WHAT THE TASK ASKS — Repeat the listing below in full and exactly. Pictures are to be omitted.

STUDY MATERIAL —
____

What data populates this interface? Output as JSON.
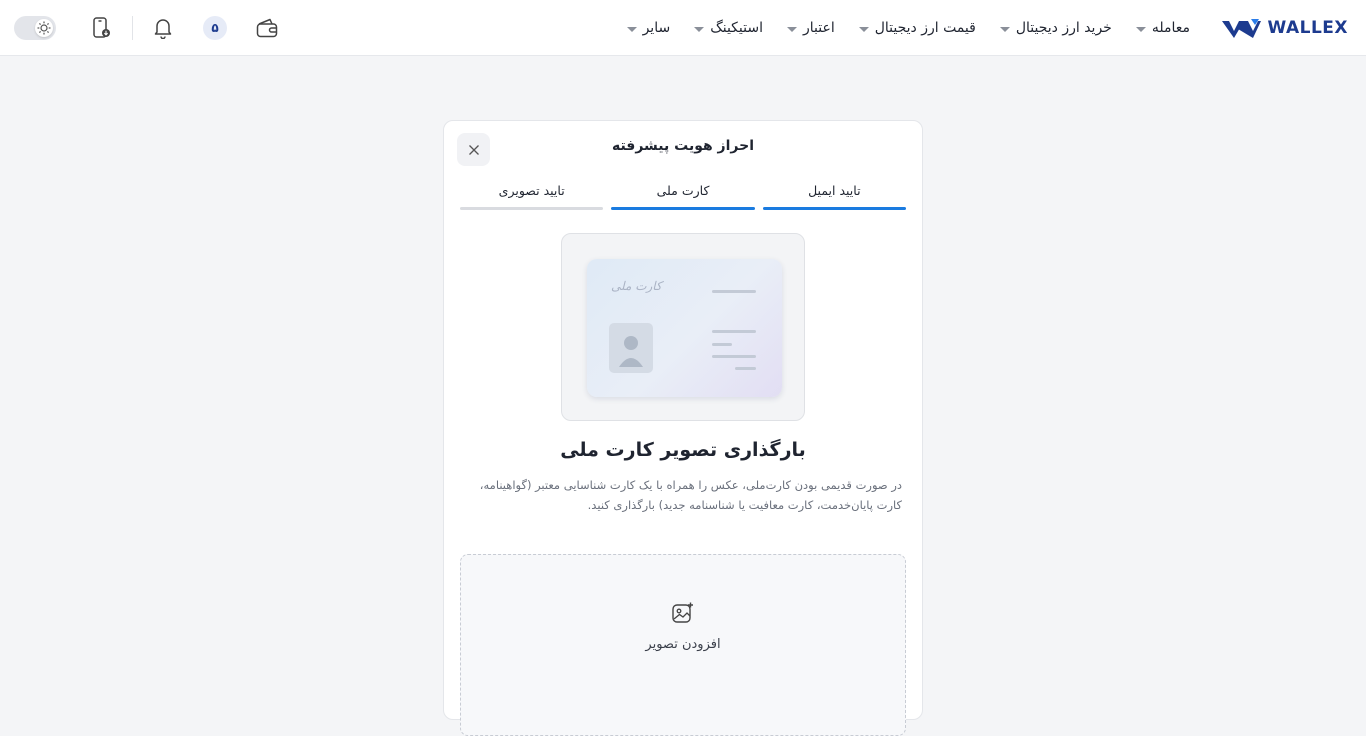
{
  "brand": {
    "name": "WALLEX",
    "logo_color": "#1d3b8f",
    "logo_accent": "#2b7de9"
  },
  "nav": {
    "items": [
      {
        "label": "معامله",
        "has_dropdown": true
      },
      {
        "label": "خرید ارز دیجیتال",
        "has_dropdown": true
      },
      {
        "label": "قیمت ارز دیجیتال",
        "has_dropdown": true
      },
      {
        "label": "اعتبار",
        "has_dropdown": true
      },
      {
        "label": "استیکینگ",
        "has_dropdown": true
      },
      {
        "label": "سایر",
        "has_dropdown": true
      }
    ]
  },
  "toolbar": {
    "theme_toggle_icon": "sun-icon",
    "app_icon": "mobile-download-icon",
    "notifications_icon": "bell-icon",
    "level_badge": "۵",
    "wallet_icon": "wallet-icon"
  },
  "verification": {
    "title": "احراز هویت پیشرفته",
    "close_icon": "close-icon",
    "steps": [
      {
        "label": "تایید ایمیل",
        "active": true
      },
      {
        "label": "کارت ملی",
        "active": true
      },
      {
        "label": "تایید تصویری",
        "active": false
      }
    ],
    "illustration": {
      "card_caption": "کارت ملی"
    },
    "upload_title": "بارگذاری تصویر کارت ملی",
    "upload_description": "در صورت قدیمی بودن کارت‌ملی، عکس را همراه با یک کارت شناسایی معتبر (گواهینامه، کارت پایان‌خدمت، کارت معافیت یا شناسنامه جدید) بارگذاری کنید.",
    "dropzone": {
      "icon": "add-image-icon",
      "label": "افزودن تصویر"
    }
  },
  "colors": {
    "accent": "#1a7be0",
    "background": "#f4f5f7",
    "inactive_step": "#d9dbe0"
  }
}
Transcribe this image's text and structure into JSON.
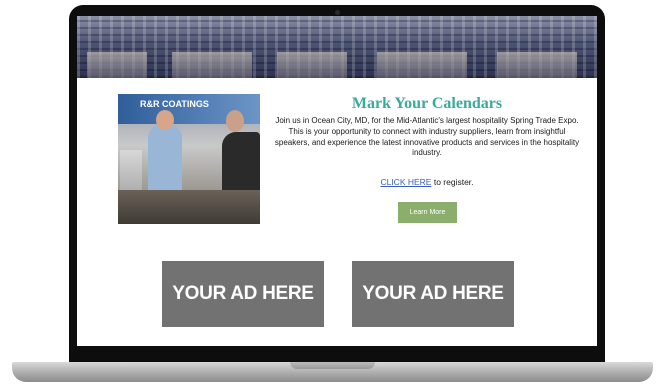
{
  "hero": {
    "title": "Mark Your Calendars",
    "description": "Join us in Ocean City, MD, for the Mid-Atlantic's largest hospitality Spring Trade Expo. This is your opportunity to connect with industry suppliers, learn from insightful speakers, and experience the latest innovative products and services in the hospitality industry.",
    "register_link": "CLICK HERE",
    "register_suffix": " to register.",
    "cta_label": "Learn More",
    "photo_sign_text": "R&R COATINGS"
  },
  "ads": [
    {
      "label": "YOUR AD HERE"
    },
    {
      "label": "YOUR AD HERE"
    }
  ],
  "colors": {
    "title": "#3aaa9a",
    "cta_background": "#8cae6c",
    "ad_background": "#727272",
    "link": "#3a5fc0"
  }
}
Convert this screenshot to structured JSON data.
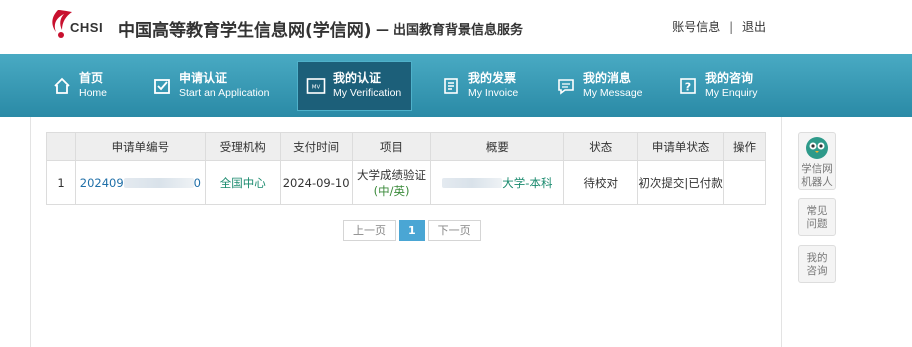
{
  "header": {
    "logo_text": "CHSI",
    "site_title": "中国高等教育学生信息网(学信网)",
    "site_sub": "出国教育背景信息服务",
    "account_label": "账号信息",
    "logout_label": "退出",
    "brand_red": "#c8102e"
  },
  "nav": {
    "items": [
      {
        "zh": "首页",
        "en": "Home",
        "icon": "home-icon"
      },
      {
        "zh": "申请认证",
        "en": "Start an Application",
        "icon": "checkbox-icon"
      },
      {
        "zh": "我的认证",
        "en": "My Verification",
        "icon": "card-icon",
        "active": true
      },
      {
        "zh": "我的发票",
        "en": "My Invoice",
        "icon": "invoice-icon"
      },
      {
        "zh": "我的消息",
        "en": "My Message",
        "icon": "message-icon"
      },
      {
        "zh": "我的咨询",
        "en": "My Enquiry",
        "icon": "question-icon"
      }
    ],
    "bar_color": "#3b9bb7",
    "active_color": "#1c5f79"
  },
  "table": {
    "columns": [
      "申请单编号",
      "受理机构",
      "支付时间",
      "项目",
      "概要",
      "状态",
      "申请单状态",
      "操作"
    ],
    "rows": [
      {
        "index": "1",
        "order_id_visible": "202409",
        "order_id_tail": "0",
        "agency": "全国中心",
        "pay_time": "2024-09-10",
        "project_line1": "大学成绩验证",
        "project_line2": "(中/英)",
        "summary_visible": "大学-本科",
        "status": "待校对",
        "order_status": "初次提交|已付款",
        "operation": ""
      }
    ]
  },
  "pager": {
    "prev_label": "上一页",
    "current_page": "1",
    "next_label": "下一页"
  },
  "tools": {
    "robot_label_1": "学信网",
    "robot_label_2": "机器人",
    "faq_label_1": "常见",
    "faq_label_2": "问题",
    "enquiry_label_1": "我的",
    "enquiry_label_2": "咨询"
  }
}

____

OUTPUT OF THE EXERCISE —
What data populates this interface? Output as JSON.
{
  "brand": {
    "name": "WALLEX",
    "logo_color": "#1d3b8f",
    "logo_accent": "#2b7de9"
  },
  "nav": {
    "items": [
      {
        "label": "معامله",
        "has_dropdown": true
      },
      {
        "label": "خرید ارز دیجیتال",
        "has_dropdown": true
      },
      {
        "label": "قیمت ارز دیجیتال",
        "has_dropdown": true
      },
      {
        "label": "اعتبار",
        "has_dropdown": true
      },
      {
        "label": "استیکینگ",
        "has_dropdown": true
      },
      {
        "label": "سایر",
        "has_dropdown": true
      }
    ]
  },
  "toolbar": {
    "theme_toggle_icon": "sun-icon",
    "app_icon": "mobile-download-icon",
    "notifications_icon": "bell-icon",
    "level_badge": "۵",
    "wallet_icon": "wallet-icon"
  },
  "verification": {
    "title": "احراز هویت پیشرفته",
    "close_icon": "close-icon",
    "steps": [
      {
        "label": "تایید ایمیل",
        "active": true
      },
      {
        "label": "کارت ملی",
        "active": true
      },
      {
        "label": "تایید تصویری",
        "active": false
      }
    ],
    "illustration": {
      "card_caption": "کارت ملی"
    },
    "upload_title": "بارگذاری تصویر کارت ملی",
    "upload_description": "در صورت قدیمی بودن کارت‌ملی، عکس را همراه با یک کارت شناسایی معتبر (گواهینامه، کارت پایان‌خدمت، کارت معافیت یا شناسنامه جدید) بارگذاری کنید.",
    "dropzone": {
      "icon": "add-image-icon",
      "label": "افزودن تصویر"
    }
  },
  "colors": {
    "accent": "#1a7be0",
    "background": "#f4f5f7",
    "inactive_step": "#d9dbe0"
  }
}
Transcribe this image's text and structure into JSON.
{
  "hero": {
    "title": "Mark Your Calendars",
    "description": "Join us in Ocean City, MD, for the Mid-Atlantic's largest hospitality Spring Trade Expo. This is your opportunity to connect with industry suppliers, learn from insightful speakers, and experience the latest innovative products and services in the hospitality industry.",
    "register_link": "CLICK HERE",
    "register_suffix": " to register.",
    "cta_label": "Learn More",
    "photo_sign_text": "R&R COATINGS"
  },
  "ads": [
    {
      "label": "YOUR AD HERE"
    },
    {
      "label": "YOUR AD HERE"
    }
  ],
  "colors": {
    "title": "#3aaa9a",
    "cta_background": "#8cae6c",
    "ad_background": "#727272",
    "link": "#3a5fc0"
  }
}
Convert this screenshot to structured JSON data.
{
  "header": {
    "logo_text": "CHSI",
    "site_title": "中国高等教育学生信息网(学信网)",
    "site_sub": "出国教育背景信息服务",
    "account_label": "账号信息",
    "logout_label": "退出",
    "brand_red": "#c8102e"
  },
  "nav": {
    "items": [
      {
        "zh": "首页",
        "en": "Home",
        "icon": "home-icon"
      },
      {
        "zh": "申请认证",
        "en": "Start an Application",
        "icon": "checkbox-icon"
      },
      {
        "zh": "我的认证",
        "en": "My Verification",
        "icon": "card-icon",
        "active": true
      },
      {
        "zh": "我的发票",
        "en": "My Invoice",
        "icon": "invoice-icon"
      },
      {
        "zh": "我的消息",
        "en": "My Message",
        "icon": "message-icon"
      },
      {
        "zh": "我的咨询",
        "en": "My Enquiry",
        "icon": "question-icon"
      }
    ],
    "bar_color": "#3b9bb7",
    "active_color": "#1c5f79"
  },
  "table": {
    "columns": [
      "申请单编号",
      "受理机构",
      "支付时间",
      "项目",
      "概要",
      "状态",
      "申请单状态",
      "操作"
    ],
    "rows": [
      {
        "index": "1",
        "order_id_visible": "202409",
        "order_id_tail": "0",
        "agency": "全国中心",
        "pay_time": "2024-09-10",
        "project_line1": "大学成绩验证",
        "project_line2": "(中/英)",
        "summary_visible": "大学-本科",
        "status": "待校对",
        "order_status": "初次提交|已付款",
        "operation": ""
      }
    ]
  },
  "pager": {
    "prev_label": "上一页",
    "current_page": "1",
    "next_label": "下一页"
  },
  "tools": {
    "robot_label_1": "学信网",
    "robot_label_2": "机器人",
    "faq_label_1": "常见",
    "faq_label_2": "问题",
    "enquiry_label_1": "我的",
    "enquiry_label_2": "咨询"
  }
}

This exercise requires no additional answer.